This lecture is held in observance on UN Peacekeeping Day (May 29).
This is a free public event. Free Parking.
Local ownership is increasingly recognized as a key element in the long-term sustainability of post-conflict peacebuilding. In practice, however, local ownership has been understood narrowly as a process through which domestic elites in post-conflict states are expected to implement key elements of what has come to be known as the ‘liberal peace’. Recent experience in Kosovo, Afghanistan, and elsewhere suggest that this conception of local ownership rests on questionable assumptions about the willingness of domestic actors to take ownership over external models of reform. Drawing on examples from a range of recent peacebuilding processes, I re-conceptualise local ownership in terms of the ways in which agency is exercised by a diverse range of local actors throughout the post-conflict period, in ways that can both support and undermine the broader peacebuilding process. Viewing ownership as part as an ongoing struggle for influence, authority and legitimacy across the international-local divide not only better captures the reality of contemporary peacebuilding processes, it also suggests the need for less paternalistic forms of outside engagement with post-conflict societies.
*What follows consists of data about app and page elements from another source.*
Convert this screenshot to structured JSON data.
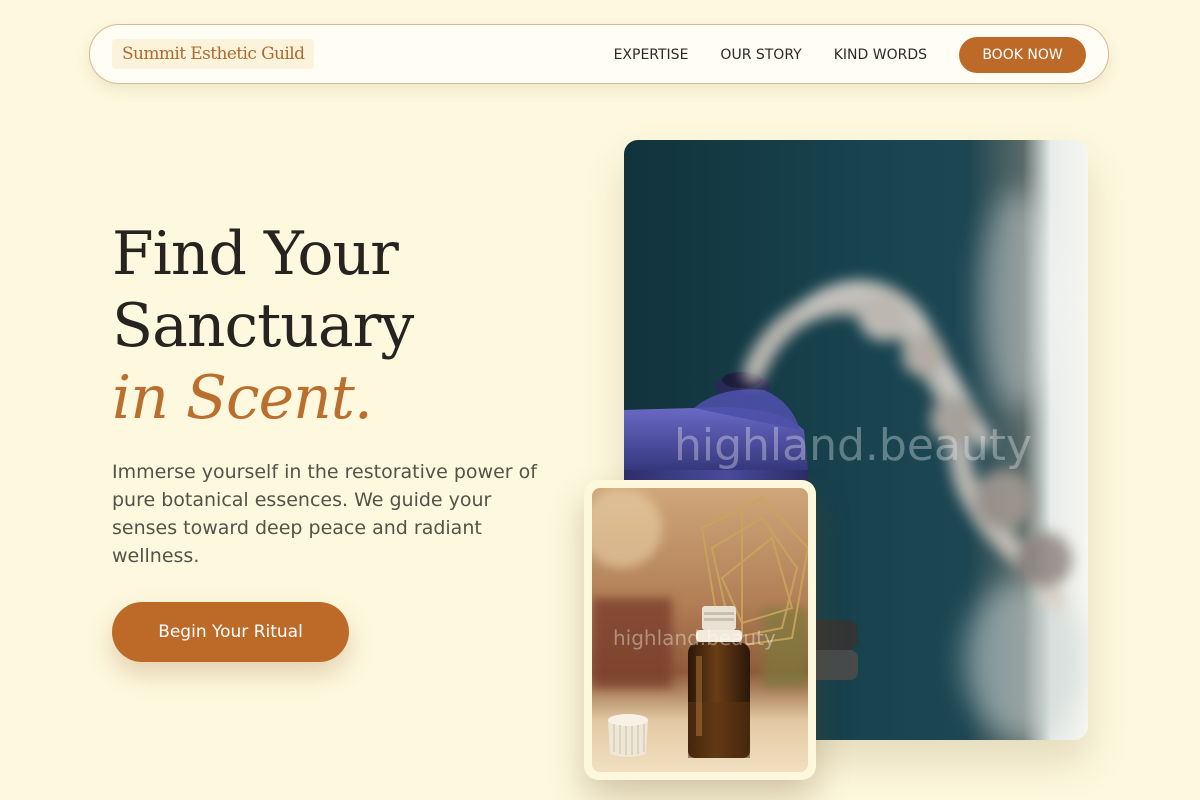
{
  "nav": {
    "brand": "Summit Esthetic Guild",
    "links": [
      {
        "label": "EXPERTISE"
      },
      {
        "label": "OUR STORY"
      },
      {
        "label": "KIND WORDS"
      }
    ],
    "cta_label": "BOOK NOW"
  },
  "hero": {
    "headline_line1": "Find Your",
    "headline_line2": "Sanctuary",
    "headline_accent": "in Scent.",
    "description": "Immerse yourself in the restorative power of pure botanical essences. We guide your senses toward deep peace and radiant wellness.",
    "cta_label": "Begin Your Ritual"
  },
  "images": {
    "main": {
      "subject": "aroma diffuser releasing mist",
      "watermark": "highland.beauty"
    },
    "inset": {
      "subject": "amber essential oil bottle with cap",
      "watermark": "highland.beauty"
    }
  },
  "colors": {
    "background": "#fdf8de",
    "accent": "#bd6a29",
    "heading": "#262320",
    "body_text": "#57514a"
  }
}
Timothy Donais is an assistant professor of political science at the University of Windsor, with a specialization in peace and conflict studies. His current research focuses on post-conflict peacebuilding, with a particular emphasis on questions of ‘local ownership’ in peacebuilding processes. In addition, he has written extensively about the peacebuilding process in Bosnia-Herzegovina, and maintains an active research interest in the broader Balkan region. His work has appeared in journals such as Conflict, Security and Development, International Journal, and Civil Wars, and he is the author of The Political Economy of Peacebuilding in Post-Dayton Bosnia, published by Routledge in 2005.